• YOUR GOAL:
When you retype the records that follow, keep each word as it is and drop any pictures.
- - - - -
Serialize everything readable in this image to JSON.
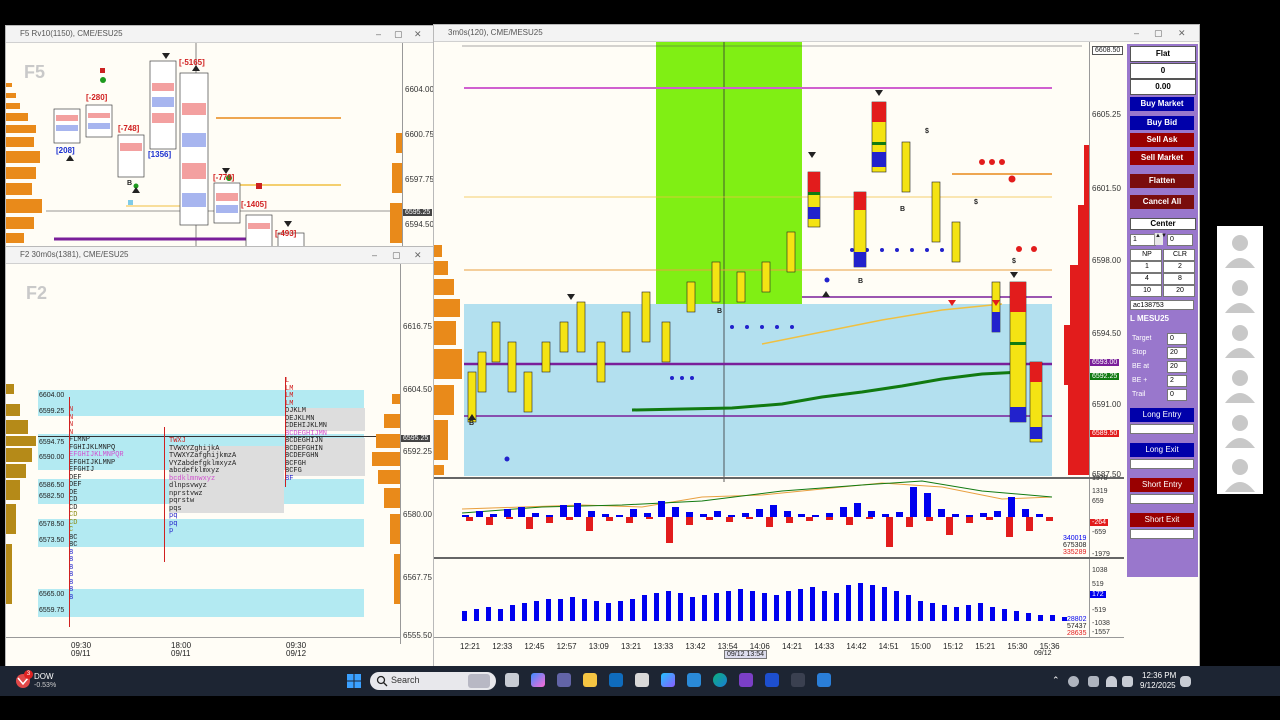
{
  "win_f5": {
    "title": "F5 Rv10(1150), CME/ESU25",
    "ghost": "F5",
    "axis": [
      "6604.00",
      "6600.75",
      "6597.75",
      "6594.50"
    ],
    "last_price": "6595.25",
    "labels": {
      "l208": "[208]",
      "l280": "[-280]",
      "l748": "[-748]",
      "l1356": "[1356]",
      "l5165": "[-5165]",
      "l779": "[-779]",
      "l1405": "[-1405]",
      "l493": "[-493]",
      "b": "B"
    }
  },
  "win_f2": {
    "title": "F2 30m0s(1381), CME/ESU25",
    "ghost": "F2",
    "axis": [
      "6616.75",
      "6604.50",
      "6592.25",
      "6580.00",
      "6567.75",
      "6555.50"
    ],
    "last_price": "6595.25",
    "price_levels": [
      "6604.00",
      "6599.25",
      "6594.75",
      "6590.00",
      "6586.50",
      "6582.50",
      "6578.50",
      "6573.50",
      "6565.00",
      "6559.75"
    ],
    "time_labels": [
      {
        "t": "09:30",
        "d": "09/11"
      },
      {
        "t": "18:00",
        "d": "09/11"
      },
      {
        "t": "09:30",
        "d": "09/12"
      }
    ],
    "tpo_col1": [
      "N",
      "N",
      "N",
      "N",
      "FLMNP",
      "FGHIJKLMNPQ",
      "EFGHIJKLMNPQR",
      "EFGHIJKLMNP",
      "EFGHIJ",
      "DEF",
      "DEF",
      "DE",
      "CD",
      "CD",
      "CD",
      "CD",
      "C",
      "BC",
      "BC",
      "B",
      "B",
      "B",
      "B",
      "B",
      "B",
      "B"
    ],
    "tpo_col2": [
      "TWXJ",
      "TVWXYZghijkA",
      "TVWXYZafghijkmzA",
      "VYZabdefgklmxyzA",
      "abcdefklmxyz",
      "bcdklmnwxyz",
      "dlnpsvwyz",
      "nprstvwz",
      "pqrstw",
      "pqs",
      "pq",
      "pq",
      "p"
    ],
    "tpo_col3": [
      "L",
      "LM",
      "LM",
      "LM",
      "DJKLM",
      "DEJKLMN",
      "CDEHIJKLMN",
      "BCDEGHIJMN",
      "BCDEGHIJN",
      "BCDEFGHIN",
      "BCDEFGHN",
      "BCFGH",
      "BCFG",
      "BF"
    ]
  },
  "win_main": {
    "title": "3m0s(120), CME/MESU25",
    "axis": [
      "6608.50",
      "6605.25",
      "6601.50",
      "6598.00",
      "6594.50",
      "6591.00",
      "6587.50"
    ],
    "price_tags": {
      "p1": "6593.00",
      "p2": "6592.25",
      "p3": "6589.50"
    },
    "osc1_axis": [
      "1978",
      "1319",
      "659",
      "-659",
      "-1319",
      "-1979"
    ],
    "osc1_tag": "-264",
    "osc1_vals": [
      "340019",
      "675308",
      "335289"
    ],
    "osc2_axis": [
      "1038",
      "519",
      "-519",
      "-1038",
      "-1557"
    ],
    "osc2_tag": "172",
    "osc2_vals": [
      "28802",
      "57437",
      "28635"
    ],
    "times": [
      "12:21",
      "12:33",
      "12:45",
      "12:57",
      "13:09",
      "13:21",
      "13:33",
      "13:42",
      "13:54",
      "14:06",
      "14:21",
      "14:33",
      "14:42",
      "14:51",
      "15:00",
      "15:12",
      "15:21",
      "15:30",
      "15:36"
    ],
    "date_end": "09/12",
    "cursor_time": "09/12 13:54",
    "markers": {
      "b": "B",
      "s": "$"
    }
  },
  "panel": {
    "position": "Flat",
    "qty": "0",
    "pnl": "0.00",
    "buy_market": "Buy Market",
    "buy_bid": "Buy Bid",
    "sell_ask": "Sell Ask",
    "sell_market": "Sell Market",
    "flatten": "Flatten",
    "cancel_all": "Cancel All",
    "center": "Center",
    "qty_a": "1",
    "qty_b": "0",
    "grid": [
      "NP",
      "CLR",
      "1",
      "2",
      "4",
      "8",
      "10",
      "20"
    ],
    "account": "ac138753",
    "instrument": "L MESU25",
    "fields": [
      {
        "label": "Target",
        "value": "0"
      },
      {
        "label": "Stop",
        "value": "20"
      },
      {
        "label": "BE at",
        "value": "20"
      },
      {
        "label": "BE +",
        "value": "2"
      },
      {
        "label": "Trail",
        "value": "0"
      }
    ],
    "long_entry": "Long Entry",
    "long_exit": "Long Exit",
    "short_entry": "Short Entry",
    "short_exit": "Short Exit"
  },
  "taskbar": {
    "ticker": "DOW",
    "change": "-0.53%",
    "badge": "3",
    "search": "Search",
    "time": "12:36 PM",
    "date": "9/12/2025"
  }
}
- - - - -
• EXERCISE RESULT:
Serialize everything readable in this image to JSON.
{
  "win_f5": {
    "title": "F5 Rv10(1150), CME/ESU25",
    "ghost": "F5",
    "axis": [
      "6604.00",
      "6600.75",
      "6597.75",
      "6594.50"
    ],
    "last_price": "6595.25",
    "labels": {
      "l208": "[208]",
      "l280": "[-280]",
      "l748": "[-748]",
      "l1356": "[1356]",
      "l5165": "[-5165]",
      "l779": "[-779]",
      "l1405": "[-1405]",
      "l493": "[-493]",
      "b": "B"
    }
  },
  "win_f2": {
    "title": "F2 30m0s(1381), CME/ESU25",
    "ghost": "F2",
    "axis": [
      "6616.75",
      "6604.50",
      "6592.25",
      "6580.00",
      "6567.75",
      "6555.50"
    ],
    "last_price": "6595.25",
    "price_levels": [
      "6604.00",
      "6599.25",
      "6594.75",
      "6590.00",
      "6586.50",
      "6582.50",
      "6578.50",
      "6573.50",
      "6565.00",
      "6559.75"
    ],
    "time_labels": [
      {
        "t": "09:30",
        "d": "09/11"
      },
      {
        "t": "18:00",
        "d": "09/11"
      },
      {
        "t": "09:30",
        "d": "09/12"
      }
    ],
    "tpo_col1": [
      "N",
      "N",
      "N",
      "N",
      "FLMNP",
      "FGHIJKLMNPQ",
      "EFGHIJKLMNPQR",
      "EFGHIJKLMNP",
      "EFGHIJ",
      "DEF",
      "DEF",
      "DE",
      "CD",
      "CD",
      "CD",
      "CD",
      "C",
      "BC",
      "BC",
      "B",
      "B",
      "B",
      "B",
      "B",
      "B",
      "B"
    ],
    "tpo_col2": [
      "TWXJ",
      "TVWXYZghijkA",
      "TVWXYZafghijkmzA",
      "VYZabdefgklmxyzA",
      "abcdefklmxyz",
      "bcdklmnwxyz",
      "dlnpsvwyz",
      "nprstvwz",
      "pqrstw",
      "pqs",
      "pq",
      "pq",
      "p"
    ],
    "tpo_col3": [
      "L",
      "LM",
      "LM",
      "LM",
      "DJKLM",
      "DEJKLMN",
      "CDEHIJKLMN",
      "BCDEGHIJMN",
      "BCDEGHIJN",
      "BCDEFGHIN",
      "BCDEFGHN",
      "BCFGH",
      "BCFG",
      "BF"
    ]
  },
  "win_main": {
    "title": "3m0s(120), CME/MESU25",
    "axis": [
      "6608.50",
      "6605.25",
      "6601.50",
      "6598.00",
      "6594.50",
      "6591.00",
      "6587.50"
    ],
    "price_tags": {
      "p1": "6593.00",
      "p2": "6592.25",
      "p3": "6589.50"
    },
    "osc1_axis": [
      "1978",
      "1319",
      "659",
      "-659",
      "-1319",
      "-1979"
    ],
    "osc1_tag": "-264",
    "osc1_vals": [
      "340019",
      "675308",
      "335289"
    ],
    "osc2_axis": [
      "1038",
      "519",
      "-519",
      "-1038",
      "-1557"
    ],
    "osc2_tag": "172",
    "osc2_vals": [
      "28802",
      "57437",
      "28635"
    ],
    "times": [
      "12:21",
      "12:33",
      "12:45",
      "12:57",
      "13:09",
      "13:21",
      "13:33",
      "13:42",
      "13:54",
      "14:06",
      "14:21",
      "14:33",
      "14:42",
      "14:51",
      "15:00",
      "15:12",
      "15:21",
      "15:30",
      "15:36"
    ],
    "date_end": "09/12",
    "cursor_time": "09/12 13:54",
    "markers": {
      "b": "B",
      "s": "$"
    }
  },
  "panel": {
    "position": "Flat",
    "qty": "0",
    "pnl": "0.00",
    "buy_market": "Buy Market",
    "buy_bid": "Buy Bid",
    "sell_ask": "Sell Ask",
    "sell_market": "Sell Market",
    "flatten": "Flatten",
    "cancel_all": "Cancel All",
    "center": "Center",
    "qty_a": "1",
    "qty_b": "0",
    "grid": [
      "NP",
      "CLR",
      "1",
      "2",
      "4",
      "8",
      "10",
      "20"
    ],
    "account": "ac138753",
    "instrument": "L MESU25",
    "fields": [
      {
        "label": "Target",
        "value": "0"
      },
      {
        "label": "Stop",
        "value": "20"
      },
      {
        "label": "BE at",
        "value": "20"
      },
      {
        "label": "BE +",
        "value": "2"
      },
      {
        "label": "Trail",
        "value": "0"
      }
    ],
    "long_entry": "Long Entry",
    "long_exit": "Long Exit",
    "short_entry": "Short Entry",
    "short_exit": "Short Exit"
  },
  "taskbar": {
    "ticker": "DOW",
    "change": "-0.53%",
    "badge": "3",
    "search": "Search",
    "time": "12:36 PM",
    "date": "9/12/2025"
  }
}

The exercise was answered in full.